Unquestionably, Platform.sh’s biggest feature is its environments. Whatever your application, framework, or runtime, your project is supported from the start with Git. Branch off of production and get the same image on a development environment, complete with production data. Make changes and merge back into production, and the same image carries over there too, eliminating merge downtime.
Each one of these events—branch, commit, merge commit—as well as those Platform.sh events not tied to repository actions—redeploys, backups, access, and variables—make up activities on your projects. For some time, however, activities interacted in ways that caused unexpected delays across environments; an activity on a non-production environment would not begin until the preceding activity on production had completed. Unfortunately, the opposite was also true, resulting at times in delayed deployments for your production sites.
We’re happy to announce a new feature (which you may have already noticed on your projects) that puts an end to these delays: parallel activities.
Parallel activities allow for two activities across all of your environments to occur simultaneously. A very simple example of this is shown below, where a production redeployment and a backup creation on a development environment are both shown in the project’s Activity section.
Parallel activities especially come in handy when it comes to crons. A production cron job no longer limits when a non-production environment can be deployed, and commits in progress do not delay that cron job.
Before the update, the Platform.sh activity queue was replaced with separate queues: those that handle integration activities, backups, crons, and our default project activities. Those queues could all occur independently and simultaneously, with activities serialized per queue. That meant that while activities between environments were unblocked, there could still only be one activity per environment at the same time.

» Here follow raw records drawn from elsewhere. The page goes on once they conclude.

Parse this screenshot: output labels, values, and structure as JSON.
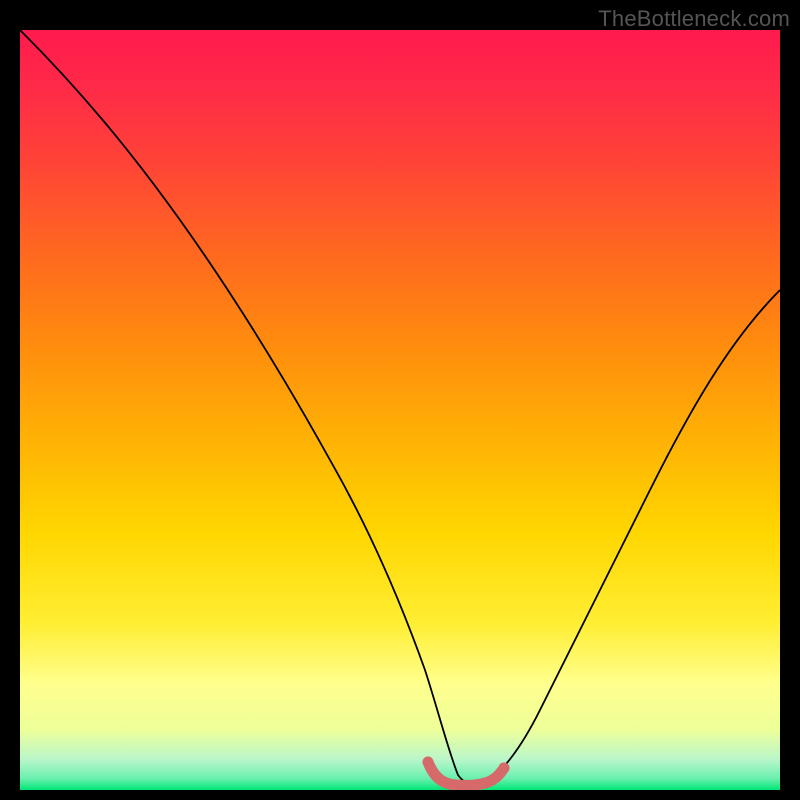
{
  "watermark": "TheBottleneck.com",
  "chart_data": {
    "type": "line",
    "title": "",
    "xlabel": "",
    "ylabel": "",
    "xlim": [
      0,
      100
    ],
    "ylim": [
      0,
      100
    ],
    "x": [
      0,
      5,
      10,
      15,
      20,
      25,
      30,
      35,
      40,
      45,
      50,
      52,
      54,
      56,
      58,
      60,
      62,
      65,
      70,
      75,
      80,
      85,
      90,
      95,
      100
    ],
    "y": [
      100,
      93,
      86,
      79,
      72,
      64,
      57,
      49,
      41,
      33,
      24,
      14,
      6,
      2,
      1,
      1,
      2,
      4,
      12,
      22,
      33,
      43,
      52,
      59,
      63
    ],
    "gradient_colors": {
      "top": "#ff1744",
      "upper_mid": "#ff6d00",
      "mid": "#ffd600",
      "lower_mid": "#ffff8d",
      "bottom": "#00e676"
    },
    "marker_segment": {
      "color": "#e57373",
      "x_range": [
        52,
        62
      ],
      "y_value": 1,
      "description": "thick red highlight at curve minimum"
    },
    "annotations": []
  }
}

With the update, production activities come with a priority level over the other environments when they enter a queue. It’s still possible for a development activity to block changes to production, but far less likely than before. As soon as that production activity enters, it jumps to the top of the queue automatically.
As the feature rolls out, there will be no major changes to your projects. You’ll just notice even less influence between environments than there already was. Hopefully your development speed continues to improve as a result.